**What you are asked to do**
Lines with the word "nach": copy all of them from the entries below.

**Material for this exercise**
────────────────────

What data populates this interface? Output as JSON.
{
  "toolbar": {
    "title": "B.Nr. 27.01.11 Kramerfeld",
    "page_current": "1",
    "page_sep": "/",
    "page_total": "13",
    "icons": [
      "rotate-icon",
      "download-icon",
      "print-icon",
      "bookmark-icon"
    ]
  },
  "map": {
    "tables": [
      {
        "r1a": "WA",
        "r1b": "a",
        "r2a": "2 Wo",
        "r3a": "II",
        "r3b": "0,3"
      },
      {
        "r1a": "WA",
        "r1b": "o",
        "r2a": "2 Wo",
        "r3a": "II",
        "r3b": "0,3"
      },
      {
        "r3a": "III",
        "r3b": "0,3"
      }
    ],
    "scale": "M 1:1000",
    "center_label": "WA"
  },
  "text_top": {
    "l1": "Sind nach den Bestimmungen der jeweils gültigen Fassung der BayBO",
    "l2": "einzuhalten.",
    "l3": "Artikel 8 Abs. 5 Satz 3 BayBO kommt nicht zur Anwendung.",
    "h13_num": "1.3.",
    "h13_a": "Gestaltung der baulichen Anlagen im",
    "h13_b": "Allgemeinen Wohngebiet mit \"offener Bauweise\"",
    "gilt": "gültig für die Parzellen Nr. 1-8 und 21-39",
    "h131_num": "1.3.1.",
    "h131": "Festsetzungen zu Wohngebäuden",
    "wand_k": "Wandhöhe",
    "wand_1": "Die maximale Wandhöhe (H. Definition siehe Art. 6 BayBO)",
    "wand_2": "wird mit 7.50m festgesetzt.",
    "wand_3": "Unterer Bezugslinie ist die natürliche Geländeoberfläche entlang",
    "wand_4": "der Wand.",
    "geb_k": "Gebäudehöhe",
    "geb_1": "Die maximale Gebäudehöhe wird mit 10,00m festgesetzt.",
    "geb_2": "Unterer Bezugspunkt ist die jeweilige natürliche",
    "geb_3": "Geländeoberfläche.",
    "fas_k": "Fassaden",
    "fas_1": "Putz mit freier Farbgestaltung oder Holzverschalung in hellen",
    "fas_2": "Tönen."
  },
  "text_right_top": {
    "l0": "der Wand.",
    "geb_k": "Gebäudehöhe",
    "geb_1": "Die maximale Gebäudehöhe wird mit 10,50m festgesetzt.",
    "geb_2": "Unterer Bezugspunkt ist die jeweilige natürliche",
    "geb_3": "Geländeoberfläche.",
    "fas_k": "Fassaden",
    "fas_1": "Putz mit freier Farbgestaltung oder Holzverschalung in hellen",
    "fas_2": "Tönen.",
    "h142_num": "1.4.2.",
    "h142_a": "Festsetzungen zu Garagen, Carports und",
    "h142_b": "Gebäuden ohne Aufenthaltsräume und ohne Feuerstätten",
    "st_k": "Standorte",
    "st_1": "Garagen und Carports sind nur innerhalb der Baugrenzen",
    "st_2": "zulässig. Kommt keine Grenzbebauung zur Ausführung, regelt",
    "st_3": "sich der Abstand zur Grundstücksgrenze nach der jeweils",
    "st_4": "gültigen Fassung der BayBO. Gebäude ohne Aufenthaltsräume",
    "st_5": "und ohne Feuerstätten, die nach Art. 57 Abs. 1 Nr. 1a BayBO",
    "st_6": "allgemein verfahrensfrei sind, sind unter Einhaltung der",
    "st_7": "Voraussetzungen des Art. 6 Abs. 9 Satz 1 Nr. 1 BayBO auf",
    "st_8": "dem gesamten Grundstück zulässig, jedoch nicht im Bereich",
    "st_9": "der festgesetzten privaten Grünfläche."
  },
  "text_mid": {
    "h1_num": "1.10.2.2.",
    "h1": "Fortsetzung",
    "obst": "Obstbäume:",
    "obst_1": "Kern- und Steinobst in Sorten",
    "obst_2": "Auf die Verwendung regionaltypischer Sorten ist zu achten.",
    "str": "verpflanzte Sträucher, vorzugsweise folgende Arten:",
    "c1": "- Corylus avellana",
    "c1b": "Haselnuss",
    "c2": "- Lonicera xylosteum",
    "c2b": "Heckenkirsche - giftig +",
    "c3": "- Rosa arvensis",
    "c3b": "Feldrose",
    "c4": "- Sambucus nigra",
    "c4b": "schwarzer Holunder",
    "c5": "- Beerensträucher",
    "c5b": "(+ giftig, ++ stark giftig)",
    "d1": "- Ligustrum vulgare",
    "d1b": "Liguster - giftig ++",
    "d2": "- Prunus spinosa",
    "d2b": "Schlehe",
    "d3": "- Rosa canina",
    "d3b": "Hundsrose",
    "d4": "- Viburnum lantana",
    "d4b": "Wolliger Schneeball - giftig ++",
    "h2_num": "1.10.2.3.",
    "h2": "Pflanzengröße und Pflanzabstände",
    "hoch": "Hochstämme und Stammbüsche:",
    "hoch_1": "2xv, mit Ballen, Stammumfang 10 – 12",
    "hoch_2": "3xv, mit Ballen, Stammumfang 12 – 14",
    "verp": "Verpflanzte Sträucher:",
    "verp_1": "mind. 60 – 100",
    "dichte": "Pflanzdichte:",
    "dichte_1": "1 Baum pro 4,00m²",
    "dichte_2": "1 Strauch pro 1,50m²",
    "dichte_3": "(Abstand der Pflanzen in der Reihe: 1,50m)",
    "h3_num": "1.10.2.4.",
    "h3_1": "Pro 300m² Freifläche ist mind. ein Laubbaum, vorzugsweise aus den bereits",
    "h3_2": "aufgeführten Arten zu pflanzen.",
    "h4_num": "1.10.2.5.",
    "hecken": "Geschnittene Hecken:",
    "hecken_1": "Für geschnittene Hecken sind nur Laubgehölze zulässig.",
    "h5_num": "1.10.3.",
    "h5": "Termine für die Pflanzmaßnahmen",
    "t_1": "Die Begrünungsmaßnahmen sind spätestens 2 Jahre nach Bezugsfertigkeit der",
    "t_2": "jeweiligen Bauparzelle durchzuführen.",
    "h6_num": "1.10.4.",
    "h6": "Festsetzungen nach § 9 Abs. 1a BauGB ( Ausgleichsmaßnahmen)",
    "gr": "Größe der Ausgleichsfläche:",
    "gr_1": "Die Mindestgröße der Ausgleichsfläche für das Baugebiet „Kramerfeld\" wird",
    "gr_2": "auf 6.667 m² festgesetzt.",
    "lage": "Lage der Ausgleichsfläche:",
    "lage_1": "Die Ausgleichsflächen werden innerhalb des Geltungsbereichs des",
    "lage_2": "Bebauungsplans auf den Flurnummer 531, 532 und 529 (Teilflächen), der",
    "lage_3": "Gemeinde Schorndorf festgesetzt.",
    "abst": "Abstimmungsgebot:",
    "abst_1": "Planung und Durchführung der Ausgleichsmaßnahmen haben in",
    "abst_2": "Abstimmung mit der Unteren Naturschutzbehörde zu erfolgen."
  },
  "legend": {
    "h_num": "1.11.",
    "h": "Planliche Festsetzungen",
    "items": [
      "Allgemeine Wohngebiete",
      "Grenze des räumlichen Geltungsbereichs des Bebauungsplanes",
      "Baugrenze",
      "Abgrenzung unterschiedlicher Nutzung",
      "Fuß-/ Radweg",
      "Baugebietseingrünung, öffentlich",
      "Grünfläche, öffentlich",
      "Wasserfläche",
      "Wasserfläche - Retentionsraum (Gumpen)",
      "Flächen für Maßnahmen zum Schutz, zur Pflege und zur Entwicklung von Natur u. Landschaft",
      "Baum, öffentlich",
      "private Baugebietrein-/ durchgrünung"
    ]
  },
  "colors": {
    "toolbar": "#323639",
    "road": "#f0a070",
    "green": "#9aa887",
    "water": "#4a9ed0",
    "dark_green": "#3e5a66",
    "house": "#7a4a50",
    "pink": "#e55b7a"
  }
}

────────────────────

**Solution below**
    "l1": "Sind nach den Bestimmungen der jeweils gültigen Fassung der BayBO",
    "st_3": "sich der Abstand zur Grundstücksgrenze nach der jeweils",
    "st_5": "und ohne Feuerstätten, die nach Art. 57 Abs. 1 Nr. 1a BayBO",
    "t_1": "Die Begrünungsmaßnahmen sind spätestens 2 Jahre nach Bezugsfertigkeit der",
    "h6": "Festsetzungen nach § 9 Abs. 1a BauGB ( Ausgleichsmaßnahmen)",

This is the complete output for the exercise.